As this guide to the best used sedans is written, Ford and Lincoln dealers are offering certified pre-owned 2009-2011 Mercury Milans with average mileage for as low as $12,900.
Long one of the best-selling midsize family sedans on the market, the 2009-2011 Nissan Altima offers a combination of reliability and safety that its two primary competitors, the Honda Accord and Toyota Camry, can’t match. Still, its record isn’t top-notch, falling between average and top-rated for both dependability and crashworthiness.
Nissan offered the Altima in 2.5 and 3.5 model series, the numbers matching the displacement for the 4-cylinder and V-6 engines. The 2.5-liter 4-cylinder generated 175 horsepower, while the 3.5-liter V-6 produced 270 horsepower. Each engine could be paired with a manual gearbox or a continually variable transmission. Base, S, SE and SL trim levels were offered, and in California, Oregon, and the Northeast, Nissan also sold an Altima Hybrid model.
According to the EPA, fuel economy ranges from 21 mpg in combined driving for the Altima 3.5 with a manual transmission to 26 mpg for any Altima 2.5. The Altima Hybrid is expected to return 34 mpg in combined driving.
As this best used cars guide is published, certified pre-owned Nissan Altimas are available for as little as $12,750 with an average number of miles on the odometer.
Our recommendation of the 2007 through 2011 Subaru Legacy spans two different generations of the automaker’s midsize family sedan, each of which is engineered with a Ring-Shaped Reinforcement Frame design contributing to excellent crashworthiness.
The 2007-2009 Subaru Legacy was sold in 2.5i, 2.5 GT, and 3.0 R model series. The Legacy 2.5i and 3.0 R models could be outfitted with base and Limited trim levels, and the 2.5i was also offered as a Special Edition model. The Legacy 2.5GT was sold in base and Spec.B trim.
A 170- to 175-horsepower, 2.5-liter boxer-type 4-cylinder engine was standard for the 2.5i, while the 2.5 GT and 2.5 GT Spec.B got a turbocharged, 243-horsepower version of the standard 4-cylinder engine combined with a sport suspension. Introduced for 2008, the Legacy 3.0 R models relied on a 245-horsepower, 3.0-liter 6-cylinder boxer engine.
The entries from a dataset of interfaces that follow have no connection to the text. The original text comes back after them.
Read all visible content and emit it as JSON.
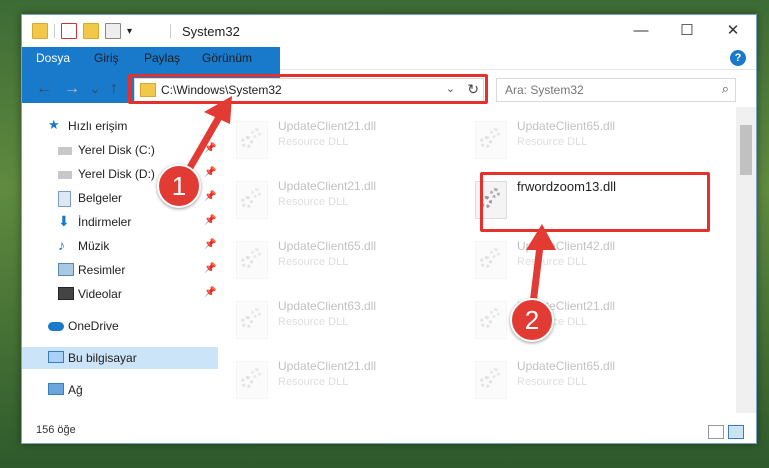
{
  "window": {
    "title": "System32",
    "minimize": "—",
    "maximize": "☐",
    "close": "✕"
  },
  "ribbon": {
    "tabs": [
      "Dosya",
      "Giriş",
      "Paylaş",
      "Görünüm"
    ],
    "help": "?"
  },
  "nav": {
    "back": "←",
    "forward": "→",
    "recent": "⌄",
    "up": "↑"
  },
  "address": {
    "path": "C:\\Windows\\System32",
    "dropdown": "⌄",
    "refresh": "↻"
  },
  "search": {
    "placeholder": "Ara: System32",
    "icon": "⌕"
  },
  "sidebar": {
    "items": [
      {
        "label": "Hızlı erişim",
        "icon": "star-icon"
      },
      {
        "label": "Yerel Disk (C:)",
        "icon": "drive-icon",
        "pinned": true
      },
      {
        "label": "Yerel Disk (D:)",
        "icon": "drive-icon",
        "pinned": true
      },
      {
        "label": "Belgeler",
        "icon": "documents-icon",
        "pinned": true
      },
      {
        "label": "İndirmeler",
        "icon": "download-icon",
        "pinned": true
      },
      {
        "label": "Müzik",
        "icon": "music-icon",
        "pinned": true
      },
      {
        "label": "Resimler",
        "icon": "pictures-icon",
        "pinned": true
      },
      {
        "label": "Videolar",
        "icon": "video-icon",
        "pinned": true
      },
      {
        "label": "OneDrive",
        "icon": "cloud-icon"
      },
      {
        "label": "Bu bilgisayar",
        "icon": "computer-icon",
        "selected": true
      },
      {
        "label": "Ağ",
        "icon": "network-icon"
      }
    ],
    "pin": "📌"
  },
  "files": [
    {
      "name": "UpdateClient21.dll",
      "type": "Resource DLL"
    },
    {
      "name": "UpdateClient65.dll",
      "type": "Resource DLL"
    },
    {
      "name": "UpdateClient21.dll",
      "type": "Resource DLL"
    },
    {
      "name": "frwordzoom13.dll",
      "type": ""
    },
    {
      "name": "UpdateClient65.dll",
      "type": "Resource DLL"
    },
    {
      "name": "UpdateClient42.dll",
      "type": "Resource DLL"
    },
    {
      "name": "UpdateClient63.dll",
      "type": "Resource DLL"
    },
    {
      "name": "UpdateClient21.dll",
      "type": "Resource DLL"
    },
    {
      "name": "UpdateClient21.dll",
      "type": "Resource DLL"
    },
    {
      "name": "UpdateClient65.dll",
      "type": "Resource DLL"
    }
  ],
  "status": {
    "count": "156 öğe"
  },
  "annotations": {
    "badge1": "1",
    "badge2": "2"
  },
  "colors": {
    "accent": "#1979ca",
    "highlight": "#e5312c",
    "selected": "#cce4f7"
  }
}
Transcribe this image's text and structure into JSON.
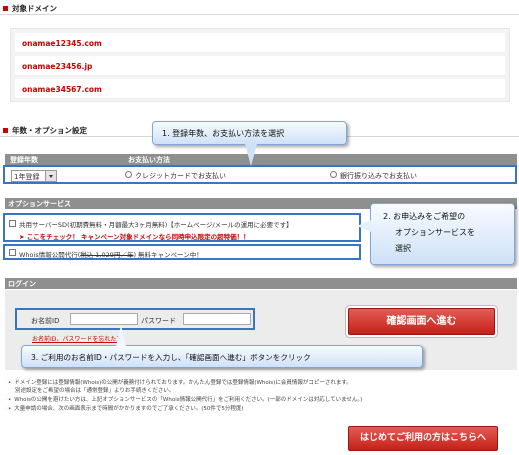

All models except the 3.0 R offered a choice between a manual and an automatic transmission, and all-wheel drive came standard for all models. Fuel economy ratings vary from 20 mpg to 23 mpg in combined driving, depending on engine and transmission choice, the turbocharged and 6-cylinder engines requiring premium fuel.
For 2010, Subaru redesigned the Legacy. The 2.5i models had a carryover 4-cylinder boxer engine, now offered with a continuously variable transmission that greatly improved fuel economy. The turbocharged 2.5GT and new 3.6R models received more powerful engines than before, the former equipped only with a manual gearbox and the latter paired with an automatic. Gas mileage ratings ranged from 20 mpg to 26 mpg in combined driving, depending on model and transmission, with the turbocharged powerplant requiring premium fuel. As before, all Legacy models came with standard all-wheel drive, and the cars could be equipped with standard, Premium and Limited trim.
As this buying guide to the best used sedans is written, consumers can purchase a certified pre-owned Subaru Legacy with an average number of miles for as little as $12,850.